Task statement:
Show all lines of the entries in which the word "value" is found.

━━━ Records provided ━━━

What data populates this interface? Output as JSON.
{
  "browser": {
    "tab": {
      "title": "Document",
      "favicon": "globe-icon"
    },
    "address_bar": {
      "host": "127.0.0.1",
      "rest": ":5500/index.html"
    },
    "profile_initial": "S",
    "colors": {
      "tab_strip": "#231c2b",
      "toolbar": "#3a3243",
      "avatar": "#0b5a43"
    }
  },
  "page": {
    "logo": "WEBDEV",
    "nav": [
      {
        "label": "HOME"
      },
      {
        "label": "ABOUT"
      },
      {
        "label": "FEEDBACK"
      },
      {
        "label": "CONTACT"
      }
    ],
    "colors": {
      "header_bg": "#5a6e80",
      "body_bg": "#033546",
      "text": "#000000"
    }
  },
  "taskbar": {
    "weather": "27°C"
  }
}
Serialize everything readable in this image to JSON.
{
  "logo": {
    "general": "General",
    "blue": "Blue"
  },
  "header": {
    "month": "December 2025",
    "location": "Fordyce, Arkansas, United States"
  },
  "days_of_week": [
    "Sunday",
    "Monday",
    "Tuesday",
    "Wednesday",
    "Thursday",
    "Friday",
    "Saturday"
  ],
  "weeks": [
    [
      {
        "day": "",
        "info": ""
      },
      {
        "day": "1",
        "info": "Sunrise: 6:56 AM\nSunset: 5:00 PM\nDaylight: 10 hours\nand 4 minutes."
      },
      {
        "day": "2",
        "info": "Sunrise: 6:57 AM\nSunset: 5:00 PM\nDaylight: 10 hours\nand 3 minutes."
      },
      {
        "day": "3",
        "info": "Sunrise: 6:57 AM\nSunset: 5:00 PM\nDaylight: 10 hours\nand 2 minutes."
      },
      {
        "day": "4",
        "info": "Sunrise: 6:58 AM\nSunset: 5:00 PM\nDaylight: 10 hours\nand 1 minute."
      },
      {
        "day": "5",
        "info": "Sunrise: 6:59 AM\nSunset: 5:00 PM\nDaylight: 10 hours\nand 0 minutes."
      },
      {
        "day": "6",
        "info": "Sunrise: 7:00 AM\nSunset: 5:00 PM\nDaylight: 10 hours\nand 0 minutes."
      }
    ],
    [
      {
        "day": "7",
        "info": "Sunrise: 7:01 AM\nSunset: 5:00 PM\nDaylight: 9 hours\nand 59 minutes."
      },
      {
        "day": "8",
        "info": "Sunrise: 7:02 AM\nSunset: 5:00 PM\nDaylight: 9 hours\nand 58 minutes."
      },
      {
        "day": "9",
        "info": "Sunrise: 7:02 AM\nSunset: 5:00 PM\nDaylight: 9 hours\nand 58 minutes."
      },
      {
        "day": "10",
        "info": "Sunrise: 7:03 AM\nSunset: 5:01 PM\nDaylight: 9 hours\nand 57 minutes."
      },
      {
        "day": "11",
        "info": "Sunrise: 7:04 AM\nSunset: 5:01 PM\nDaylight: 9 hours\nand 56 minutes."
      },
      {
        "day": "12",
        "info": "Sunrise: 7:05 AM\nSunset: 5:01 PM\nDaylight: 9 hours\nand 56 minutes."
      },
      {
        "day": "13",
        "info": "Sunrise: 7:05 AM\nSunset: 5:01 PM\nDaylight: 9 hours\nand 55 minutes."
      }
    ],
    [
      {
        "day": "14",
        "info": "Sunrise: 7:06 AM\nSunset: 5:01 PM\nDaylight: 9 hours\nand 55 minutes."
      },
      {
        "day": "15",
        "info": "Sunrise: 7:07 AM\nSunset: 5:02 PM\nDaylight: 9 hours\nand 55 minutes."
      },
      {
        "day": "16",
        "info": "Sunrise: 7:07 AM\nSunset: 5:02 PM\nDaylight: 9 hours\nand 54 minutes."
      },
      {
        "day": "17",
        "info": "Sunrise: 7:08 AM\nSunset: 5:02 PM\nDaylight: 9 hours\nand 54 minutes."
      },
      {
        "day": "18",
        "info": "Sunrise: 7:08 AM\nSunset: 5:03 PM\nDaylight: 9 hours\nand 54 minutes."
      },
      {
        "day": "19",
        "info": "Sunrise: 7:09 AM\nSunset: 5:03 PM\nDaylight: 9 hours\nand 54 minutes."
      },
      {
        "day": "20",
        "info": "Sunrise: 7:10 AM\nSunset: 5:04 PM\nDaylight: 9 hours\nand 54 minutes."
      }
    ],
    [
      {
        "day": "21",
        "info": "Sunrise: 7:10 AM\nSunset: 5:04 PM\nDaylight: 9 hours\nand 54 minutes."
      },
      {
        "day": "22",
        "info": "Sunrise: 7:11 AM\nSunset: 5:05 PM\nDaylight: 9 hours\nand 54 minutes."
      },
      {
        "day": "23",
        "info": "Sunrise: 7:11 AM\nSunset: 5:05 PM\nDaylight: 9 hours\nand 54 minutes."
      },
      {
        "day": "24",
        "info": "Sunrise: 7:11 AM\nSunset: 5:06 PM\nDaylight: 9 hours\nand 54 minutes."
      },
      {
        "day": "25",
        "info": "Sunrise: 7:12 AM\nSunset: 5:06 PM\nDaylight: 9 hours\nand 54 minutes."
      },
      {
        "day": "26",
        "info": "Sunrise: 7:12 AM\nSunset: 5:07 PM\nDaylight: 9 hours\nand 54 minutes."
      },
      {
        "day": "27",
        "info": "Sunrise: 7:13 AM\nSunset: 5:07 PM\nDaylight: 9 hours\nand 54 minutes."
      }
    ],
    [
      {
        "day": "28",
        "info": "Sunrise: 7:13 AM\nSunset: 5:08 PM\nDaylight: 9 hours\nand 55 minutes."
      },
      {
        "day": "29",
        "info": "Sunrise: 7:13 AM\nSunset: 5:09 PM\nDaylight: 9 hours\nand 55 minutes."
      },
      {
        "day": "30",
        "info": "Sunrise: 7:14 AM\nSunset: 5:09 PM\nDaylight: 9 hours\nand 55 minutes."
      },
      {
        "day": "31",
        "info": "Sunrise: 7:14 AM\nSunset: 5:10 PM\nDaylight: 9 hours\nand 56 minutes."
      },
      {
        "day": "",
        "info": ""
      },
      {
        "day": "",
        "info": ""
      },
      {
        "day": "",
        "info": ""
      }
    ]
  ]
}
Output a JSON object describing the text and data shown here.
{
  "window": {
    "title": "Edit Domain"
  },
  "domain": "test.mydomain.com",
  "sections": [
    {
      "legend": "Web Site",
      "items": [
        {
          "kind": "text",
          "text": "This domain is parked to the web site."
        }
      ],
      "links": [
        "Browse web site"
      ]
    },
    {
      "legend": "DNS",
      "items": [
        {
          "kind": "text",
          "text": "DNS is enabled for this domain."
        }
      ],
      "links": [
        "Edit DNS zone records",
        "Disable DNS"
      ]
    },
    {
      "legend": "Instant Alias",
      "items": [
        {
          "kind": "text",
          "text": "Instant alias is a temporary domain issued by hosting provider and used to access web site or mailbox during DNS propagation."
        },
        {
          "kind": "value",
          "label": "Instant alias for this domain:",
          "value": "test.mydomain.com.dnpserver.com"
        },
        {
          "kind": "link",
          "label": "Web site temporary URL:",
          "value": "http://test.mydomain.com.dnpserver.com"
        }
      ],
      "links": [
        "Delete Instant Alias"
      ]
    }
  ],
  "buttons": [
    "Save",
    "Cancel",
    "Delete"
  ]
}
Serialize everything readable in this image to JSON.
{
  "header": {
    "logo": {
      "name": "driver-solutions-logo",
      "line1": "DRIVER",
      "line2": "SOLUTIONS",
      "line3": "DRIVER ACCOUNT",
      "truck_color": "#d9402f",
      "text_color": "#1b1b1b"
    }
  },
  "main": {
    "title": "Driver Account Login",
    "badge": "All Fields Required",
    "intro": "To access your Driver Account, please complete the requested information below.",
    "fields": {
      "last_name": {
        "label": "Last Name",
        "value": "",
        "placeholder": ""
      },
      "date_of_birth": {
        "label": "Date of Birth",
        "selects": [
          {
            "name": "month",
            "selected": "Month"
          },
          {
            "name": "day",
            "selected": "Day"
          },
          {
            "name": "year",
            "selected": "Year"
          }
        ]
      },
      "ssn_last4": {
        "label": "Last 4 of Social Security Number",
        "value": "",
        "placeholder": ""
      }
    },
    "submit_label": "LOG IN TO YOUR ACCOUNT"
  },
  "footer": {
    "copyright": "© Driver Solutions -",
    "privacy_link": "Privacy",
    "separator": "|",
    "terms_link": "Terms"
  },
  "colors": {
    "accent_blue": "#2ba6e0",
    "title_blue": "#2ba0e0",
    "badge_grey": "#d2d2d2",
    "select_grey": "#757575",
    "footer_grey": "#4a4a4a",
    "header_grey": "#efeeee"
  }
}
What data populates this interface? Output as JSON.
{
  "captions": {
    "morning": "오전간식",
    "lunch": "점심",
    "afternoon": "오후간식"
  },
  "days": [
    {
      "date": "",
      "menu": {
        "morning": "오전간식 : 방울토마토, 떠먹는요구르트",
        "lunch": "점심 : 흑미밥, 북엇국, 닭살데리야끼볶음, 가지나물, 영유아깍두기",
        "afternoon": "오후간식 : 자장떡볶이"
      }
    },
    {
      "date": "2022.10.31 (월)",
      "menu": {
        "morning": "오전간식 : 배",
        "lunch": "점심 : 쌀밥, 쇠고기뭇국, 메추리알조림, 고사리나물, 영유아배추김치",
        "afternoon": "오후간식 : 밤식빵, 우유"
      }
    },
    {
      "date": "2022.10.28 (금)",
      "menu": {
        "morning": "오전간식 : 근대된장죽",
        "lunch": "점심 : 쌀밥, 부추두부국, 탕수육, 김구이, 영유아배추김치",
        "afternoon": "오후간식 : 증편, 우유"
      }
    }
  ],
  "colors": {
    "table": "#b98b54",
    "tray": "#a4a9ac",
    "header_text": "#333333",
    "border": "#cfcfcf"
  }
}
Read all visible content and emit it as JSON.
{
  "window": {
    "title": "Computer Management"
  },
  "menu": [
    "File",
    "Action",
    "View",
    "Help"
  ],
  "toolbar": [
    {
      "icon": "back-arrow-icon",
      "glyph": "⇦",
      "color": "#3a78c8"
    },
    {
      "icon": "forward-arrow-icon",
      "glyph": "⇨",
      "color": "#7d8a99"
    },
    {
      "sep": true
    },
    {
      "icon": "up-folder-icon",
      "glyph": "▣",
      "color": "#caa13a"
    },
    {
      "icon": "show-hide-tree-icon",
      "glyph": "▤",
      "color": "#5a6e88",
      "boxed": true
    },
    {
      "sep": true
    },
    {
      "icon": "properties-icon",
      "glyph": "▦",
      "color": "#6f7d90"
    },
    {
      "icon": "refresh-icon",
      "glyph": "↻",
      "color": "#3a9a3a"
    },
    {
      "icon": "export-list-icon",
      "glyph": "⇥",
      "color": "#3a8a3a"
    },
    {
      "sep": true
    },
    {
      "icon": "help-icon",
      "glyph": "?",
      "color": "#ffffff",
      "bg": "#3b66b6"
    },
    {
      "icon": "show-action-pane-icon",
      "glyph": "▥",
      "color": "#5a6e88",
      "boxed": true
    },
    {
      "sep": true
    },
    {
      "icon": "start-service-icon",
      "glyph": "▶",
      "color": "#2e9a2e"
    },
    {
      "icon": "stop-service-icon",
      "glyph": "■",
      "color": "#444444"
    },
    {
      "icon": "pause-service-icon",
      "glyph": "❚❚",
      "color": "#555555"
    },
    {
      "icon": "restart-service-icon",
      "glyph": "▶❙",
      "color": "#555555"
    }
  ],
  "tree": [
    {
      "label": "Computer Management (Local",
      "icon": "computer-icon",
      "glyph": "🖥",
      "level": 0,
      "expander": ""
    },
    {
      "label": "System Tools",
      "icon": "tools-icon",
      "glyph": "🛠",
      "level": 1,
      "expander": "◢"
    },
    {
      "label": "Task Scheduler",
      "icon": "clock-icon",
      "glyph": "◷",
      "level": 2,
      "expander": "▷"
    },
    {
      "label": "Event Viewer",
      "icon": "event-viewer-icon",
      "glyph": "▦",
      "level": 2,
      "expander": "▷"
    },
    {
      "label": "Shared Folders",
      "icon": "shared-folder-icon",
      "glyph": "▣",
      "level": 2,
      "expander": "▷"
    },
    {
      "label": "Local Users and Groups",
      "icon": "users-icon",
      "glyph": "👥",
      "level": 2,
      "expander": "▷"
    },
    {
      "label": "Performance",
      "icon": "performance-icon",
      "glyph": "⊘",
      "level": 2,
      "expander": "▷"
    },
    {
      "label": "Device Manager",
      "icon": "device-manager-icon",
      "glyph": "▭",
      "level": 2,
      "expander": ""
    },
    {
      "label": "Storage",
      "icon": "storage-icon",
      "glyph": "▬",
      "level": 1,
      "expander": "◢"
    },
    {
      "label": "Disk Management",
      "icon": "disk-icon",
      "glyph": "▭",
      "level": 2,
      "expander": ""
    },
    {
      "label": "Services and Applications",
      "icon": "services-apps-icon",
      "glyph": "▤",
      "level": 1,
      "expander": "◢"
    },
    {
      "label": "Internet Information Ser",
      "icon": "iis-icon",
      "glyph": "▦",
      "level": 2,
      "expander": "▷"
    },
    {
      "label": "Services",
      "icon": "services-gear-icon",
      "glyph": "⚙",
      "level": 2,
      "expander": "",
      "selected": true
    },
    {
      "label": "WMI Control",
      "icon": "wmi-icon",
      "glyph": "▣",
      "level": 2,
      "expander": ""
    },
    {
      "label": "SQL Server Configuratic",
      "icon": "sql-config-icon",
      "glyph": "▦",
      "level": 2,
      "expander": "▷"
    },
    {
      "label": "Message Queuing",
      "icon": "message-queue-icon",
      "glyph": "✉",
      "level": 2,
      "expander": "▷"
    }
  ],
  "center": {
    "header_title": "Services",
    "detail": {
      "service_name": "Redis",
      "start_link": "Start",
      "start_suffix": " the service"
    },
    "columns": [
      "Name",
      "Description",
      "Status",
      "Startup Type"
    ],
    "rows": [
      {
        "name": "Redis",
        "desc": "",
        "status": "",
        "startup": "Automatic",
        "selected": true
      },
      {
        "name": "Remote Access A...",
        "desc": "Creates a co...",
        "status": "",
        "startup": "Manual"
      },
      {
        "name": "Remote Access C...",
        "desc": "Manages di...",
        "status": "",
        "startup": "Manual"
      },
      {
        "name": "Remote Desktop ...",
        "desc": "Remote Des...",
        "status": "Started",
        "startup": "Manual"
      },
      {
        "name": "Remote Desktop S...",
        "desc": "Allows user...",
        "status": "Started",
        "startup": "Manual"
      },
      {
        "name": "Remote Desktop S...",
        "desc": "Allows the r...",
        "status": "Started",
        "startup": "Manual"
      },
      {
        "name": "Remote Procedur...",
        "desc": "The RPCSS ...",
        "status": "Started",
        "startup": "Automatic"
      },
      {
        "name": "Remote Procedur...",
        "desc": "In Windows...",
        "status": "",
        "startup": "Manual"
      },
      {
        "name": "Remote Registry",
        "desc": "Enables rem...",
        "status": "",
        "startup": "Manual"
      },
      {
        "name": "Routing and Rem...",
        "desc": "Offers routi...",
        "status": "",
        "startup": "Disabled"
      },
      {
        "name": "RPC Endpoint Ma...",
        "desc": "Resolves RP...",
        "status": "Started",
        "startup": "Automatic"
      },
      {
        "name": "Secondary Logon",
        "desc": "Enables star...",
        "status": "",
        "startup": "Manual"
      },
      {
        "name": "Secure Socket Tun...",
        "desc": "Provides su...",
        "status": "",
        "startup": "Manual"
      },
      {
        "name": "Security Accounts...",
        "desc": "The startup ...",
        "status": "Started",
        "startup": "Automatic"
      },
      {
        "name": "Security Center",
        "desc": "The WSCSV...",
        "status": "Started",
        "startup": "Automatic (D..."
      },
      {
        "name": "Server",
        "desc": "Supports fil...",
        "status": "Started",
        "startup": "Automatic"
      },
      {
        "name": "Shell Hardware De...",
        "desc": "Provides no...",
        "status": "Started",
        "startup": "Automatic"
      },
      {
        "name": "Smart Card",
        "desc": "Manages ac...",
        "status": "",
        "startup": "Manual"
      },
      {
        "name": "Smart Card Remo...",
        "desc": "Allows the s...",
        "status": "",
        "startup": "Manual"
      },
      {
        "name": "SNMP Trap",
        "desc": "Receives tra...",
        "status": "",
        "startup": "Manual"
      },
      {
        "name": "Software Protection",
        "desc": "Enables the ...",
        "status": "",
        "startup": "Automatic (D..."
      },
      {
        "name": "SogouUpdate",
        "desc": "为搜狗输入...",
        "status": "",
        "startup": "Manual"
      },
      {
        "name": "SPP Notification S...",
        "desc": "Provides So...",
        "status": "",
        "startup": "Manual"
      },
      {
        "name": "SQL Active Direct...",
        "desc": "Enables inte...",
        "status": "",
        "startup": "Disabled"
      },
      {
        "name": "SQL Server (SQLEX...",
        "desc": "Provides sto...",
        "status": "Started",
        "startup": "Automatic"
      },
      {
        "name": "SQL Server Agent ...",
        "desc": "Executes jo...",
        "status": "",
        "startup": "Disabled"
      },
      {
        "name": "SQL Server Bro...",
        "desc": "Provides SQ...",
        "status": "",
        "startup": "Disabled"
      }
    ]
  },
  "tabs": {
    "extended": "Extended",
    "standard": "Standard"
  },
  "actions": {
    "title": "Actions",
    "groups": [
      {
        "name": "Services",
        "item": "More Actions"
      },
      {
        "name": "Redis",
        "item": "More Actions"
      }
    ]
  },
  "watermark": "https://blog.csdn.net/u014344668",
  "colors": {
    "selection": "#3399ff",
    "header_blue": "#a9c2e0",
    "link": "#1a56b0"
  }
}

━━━

Response:
          "kind": "value",
          "value": "test.mydomain.com.dnpserver.com"
          "value": "http://test.mydomain.com.dnpserver.com"
        "value": "",
        "value": "",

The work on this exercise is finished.